▶ [Records for this task]:
····················

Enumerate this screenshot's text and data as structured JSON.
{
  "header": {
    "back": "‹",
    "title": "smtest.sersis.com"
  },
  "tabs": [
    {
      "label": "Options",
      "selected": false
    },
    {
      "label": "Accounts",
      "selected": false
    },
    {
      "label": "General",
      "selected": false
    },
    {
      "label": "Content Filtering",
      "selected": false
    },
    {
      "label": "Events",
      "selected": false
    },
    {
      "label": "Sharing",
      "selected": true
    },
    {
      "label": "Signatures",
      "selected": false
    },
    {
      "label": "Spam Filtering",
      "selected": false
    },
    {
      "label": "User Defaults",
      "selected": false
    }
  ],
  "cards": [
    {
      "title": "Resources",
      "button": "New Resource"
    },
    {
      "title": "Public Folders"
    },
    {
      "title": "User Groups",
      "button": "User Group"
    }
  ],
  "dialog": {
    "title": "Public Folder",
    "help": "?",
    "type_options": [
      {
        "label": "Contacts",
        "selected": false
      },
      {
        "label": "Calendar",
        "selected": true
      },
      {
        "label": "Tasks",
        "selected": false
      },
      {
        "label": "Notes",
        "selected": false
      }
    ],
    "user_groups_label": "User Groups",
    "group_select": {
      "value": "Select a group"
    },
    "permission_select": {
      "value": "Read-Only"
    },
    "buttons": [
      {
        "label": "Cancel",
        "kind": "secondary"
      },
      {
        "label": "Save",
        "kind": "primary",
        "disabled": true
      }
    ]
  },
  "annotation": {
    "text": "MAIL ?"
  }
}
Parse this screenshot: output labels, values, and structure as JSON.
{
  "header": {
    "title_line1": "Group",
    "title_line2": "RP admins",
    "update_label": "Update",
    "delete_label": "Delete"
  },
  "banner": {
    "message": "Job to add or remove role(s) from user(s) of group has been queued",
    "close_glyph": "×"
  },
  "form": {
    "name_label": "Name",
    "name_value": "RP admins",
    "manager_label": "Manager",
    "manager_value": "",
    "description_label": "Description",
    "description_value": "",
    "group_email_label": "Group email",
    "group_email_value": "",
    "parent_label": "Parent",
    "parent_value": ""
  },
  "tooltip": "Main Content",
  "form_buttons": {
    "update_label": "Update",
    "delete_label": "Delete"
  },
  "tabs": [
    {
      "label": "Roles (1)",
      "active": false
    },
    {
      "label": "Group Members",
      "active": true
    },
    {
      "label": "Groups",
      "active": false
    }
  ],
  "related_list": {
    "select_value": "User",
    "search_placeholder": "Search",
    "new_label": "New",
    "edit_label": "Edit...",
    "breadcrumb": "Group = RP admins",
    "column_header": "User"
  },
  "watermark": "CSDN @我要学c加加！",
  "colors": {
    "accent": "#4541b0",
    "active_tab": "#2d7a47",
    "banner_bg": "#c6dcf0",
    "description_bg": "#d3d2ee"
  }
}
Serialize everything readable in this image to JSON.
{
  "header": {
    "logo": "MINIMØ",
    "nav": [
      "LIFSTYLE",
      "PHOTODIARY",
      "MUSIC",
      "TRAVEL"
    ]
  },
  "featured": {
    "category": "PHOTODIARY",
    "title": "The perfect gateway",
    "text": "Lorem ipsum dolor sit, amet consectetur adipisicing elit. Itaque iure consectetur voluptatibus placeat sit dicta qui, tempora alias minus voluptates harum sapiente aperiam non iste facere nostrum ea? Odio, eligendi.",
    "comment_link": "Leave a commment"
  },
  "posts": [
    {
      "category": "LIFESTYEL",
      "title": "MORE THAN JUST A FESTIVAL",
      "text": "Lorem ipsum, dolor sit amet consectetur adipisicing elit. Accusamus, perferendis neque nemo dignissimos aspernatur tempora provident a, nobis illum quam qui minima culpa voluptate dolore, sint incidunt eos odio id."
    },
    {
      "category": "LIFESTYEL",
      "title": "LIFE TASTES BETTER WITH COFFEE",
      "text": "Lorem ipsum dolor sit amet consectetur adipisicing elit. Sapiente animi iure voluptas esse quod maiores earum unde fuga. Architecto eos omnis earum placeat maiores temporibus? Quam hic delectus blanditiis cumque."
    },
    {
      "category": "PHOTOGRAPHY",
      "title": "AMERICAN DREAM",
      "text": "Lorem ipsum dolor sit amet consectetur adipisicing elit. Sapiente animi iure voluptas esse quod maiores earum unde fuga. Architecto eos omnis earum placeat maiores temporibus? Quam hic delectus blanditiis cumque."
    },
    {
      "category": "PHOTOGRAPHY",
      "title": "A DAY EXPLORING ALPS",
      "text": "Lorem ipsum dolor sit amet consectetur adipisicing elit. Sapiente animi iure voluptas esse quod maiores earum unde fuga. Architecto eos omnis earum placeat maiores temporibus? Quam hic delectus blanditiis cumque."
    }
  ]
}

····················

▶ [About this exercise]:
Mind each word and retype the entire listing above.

▶ [Solution to the problem]:
Enumerate this screenshot's text and data as structured JSON.
{
  "header": {
    "back": "‹",
    "title": "smtest.sersis.com"
  },
  "tabs": [
    {
      "label": "Options",
      "selected": false
    },
    {
      "label": "Accounts",
      "selected": false
    },
    {
      "label": "General",
      "selected": false
    },
    {
      "label": "Content Filtering",
      "selected": false
    },
    {
      "label": "Events",
      "selected": false
    },
    {
      "label": "Sharing",
      "selected": true
    },
    {
      "label": "Signatures",
      "selected": false
    },
    {
      "label": "Spam Filtering",
      "selected": false
    },
    {
      "label": "User Defaults",
      "selected": false
    }
  ],
  "cards": [
    {
      "title": "Resources",
      "button": "New Resource"
    },
    {
      "title": "Public Folders"
    },
    {
      "title": "User Groups",
      "button": "User Group"
    }
  ],
  "dialog": {
    "title": "Public Folder",
    "help": "?",
    "type_options": [
      {
        "label": "Contacts",
        "selected": false
      },
      {
        "label": "Calendar",
        "selected": true
      },
      {
        "label": "Tasks",
        "selected": false
      },
      {
        "label": "Notes",
        "selected": false
      }
    ],
    "user_groups_label": "User Groups",
    "group_select": {
      "value": "Select a group"
    },
    "permission_select": {
      "value": "Read-Only"
    },
    "buttons": [
      {
        "label": "Cancel",
        "kind": "secondary"
      },
      {
        "label": "Save",
        "kind": "primary",
        "disabled": true
      }
    ]
  },
  "annotation": {
    "text": "MAIL ?"
  }
}
Parse this screenshot: output labels, values, and structure as JSON.
{
  "header": {
    "title_line1": "Group",
    "title_line2": "RP admins",
    "update_label": "Update",
    "delete_label": "Delete"
  },
  "banner": {
    "message": "Job to add or remove role(s) from user(s) of group has been queued",
    "close_glyph": "×"
  },
  "form": {
    "name_label": "Name",
    "name_value": "RP admins",
    "manager_label": "Manager",
    "manager_value": "",
    "description_label": "Description",
    "description_value": "",
    "group_email_label": "Group email",
    "group_email_value": "",
    "parent_label": "Parent",
    "parent_value": ""
  },
  "tooltip": "Main Content",
  "form_buttons": {
    "update_label": "Update",
    "delete_label": "Delete"
  },
  "tabs": [
    {
      "label": "Roles (1)",
      "active": false
    },
    {
      "label": "Group Members",
      "active": true
    },
    {
      "label": "Groups",
      "active": false
    }
  ],
  "related_list": {
    "select_value": "User",
    "search_placeholder": "Search",
    "new_label": "New",
    "edit_label": "Edit...",
    "breadcrumb": "Group = RP admins",
    "column_header": "User"
  },
  "watermark": "CSDN @我要学c加加！",
  "colors": {
    "accent": "#4541b0",
    "active_tab": "#2d7a47",
    "banner_bg": "#c6dcf0",
    "description_bg": "#d3d2ee"
  }
}
Serialize everything readable in this image to JSON.
{
  "header": {
    "logo": "MINIMØ",
    "nav": [
      "LIFSTYLE",
      "PHOTODIARY",
      "MUSIC",
      "TRAVEL"
    ]
  },
  "featured": {
    "category": "PHOTODIARY",
    "title": "The perfect gateway",
    "text": "Lorem ipsum dolor sit, amet consectetur adipisicing elit. Itaque iure consectetur voluptatibus placeat sit dicta qui, tempora alias minus voluptates harum sapiente aperiam non iste facere nostrum ea? Odio, eligendi.",
    "comment_link": "Leave a commment"
  },
  "posts": [
    {
      "category": "LIFESTYEL",
      "title": "MORE THAN JUST A FESTIVAL",
      "text": "Lorem ipsum, dolor sit amet consectetur adipisicing elit. Accusamus, perferendis neque nemo dignissimos aspernatur tempora provident a, nobis illum quam qui minima culpa voluptate dolore, sint incidunt eos odio id."
    },
    {
      "category": "LIFESTYEL",
      "title": "LIFE TASTES BETTER WITH COFFEE",
      "text": "Lorem ipsum dolor sit amet consectetur adipisicing elit. Sapiente animi iure voluptas esse quod maiores earum unde fuga. Architecto eos omnis earum placeat maiores temporibus? Quam hic delectus blanditiis cumque."
    },
    {
      "category": "PHOTOGRAPHY",
      "title": "AMERICAN DREAM",
      "text": "Lorem ipsum dolor sit amet consectetur adipisicing elit. Sapiente animi iure voluptas esse quod maiores earum unde fuga. Architecto eos omnis earum placeat maiores temporibus? Quam hic delectus blanditiis cumque."
    },
    {
      "category": "PHOTOGRAPHY",
      "title": "A DAY EXPLORING ALPS",
      "text": "Lorem ipsum dolor sit amet consectetur adipisicing elit. Sapiente animi iure voluptas esse quod maiores earum unde fuga. Architecto eos omnis earum placeat maiores temporibus? Quam hic delectus blanditiis cumque."
    }
  ]
}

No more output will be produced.